## [Task directions]
The word "开放能力" occurs in some of the lines below; copy each of those lines.

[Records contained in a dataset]
•••••
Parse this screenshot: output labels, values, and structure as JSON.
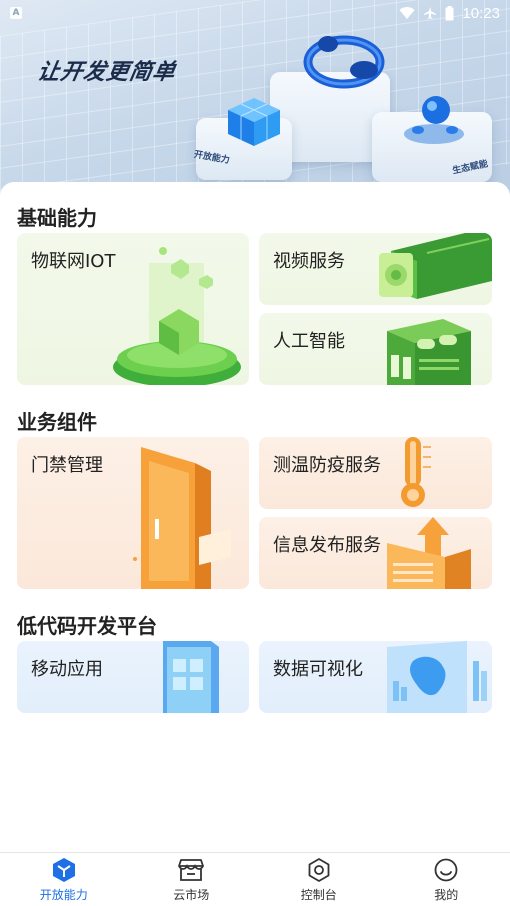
{
  "status_bar": {
    "time": "10:23"
  },
  "hero": {
    "slogan": "让开发更简单",
    "platform_left_label": "开放能力",
    "platform_right_label": "生态赋能"
  },
  "sections": {
    "basic": {
      "title": "基础能力",
      "cards": {
        "iot": "物联网IOT",
        "video": "视频服务",
        "ai": "人工智能"
      }
    },
    "business": {
      "title": "业务组件",
      "cards": {
        "access": "门禁管理",
        "temperature": "测温防疫服务",
        "info_release": "信息发布服务"
      }
    },
    "lowcode": {
      "title": "低代码开发平台",
      "cards": {
        "mobile": "移动应用",
        "dataviz": "数据可视化"
      }
    }
  },
  "bottom_nav": {
    "items": [
      {
        "label": "开放能力",
        "icon": "cube-icon",
        "active": true
      },
      {
        "label": "云市场",
        "icon": "store-icon",
        "active": false
      },
      {
        "label": "控制台",
        "icon": "gear-icon",
        "active": false
      },
      {
        "label": "我的",
        "icon": "smile-icon",
        "active": false
      }
    ]
  },
  "colors": {
    "accent": "#1f6fe5",
    "green_card": "#eef6e3",
    "orange_card": "#fbe8da",
    "blue_card": "#e2eefb"
  }
}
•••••
## [Your response]
    "platform_left_label": "开放能力",
        "label": "开放能力",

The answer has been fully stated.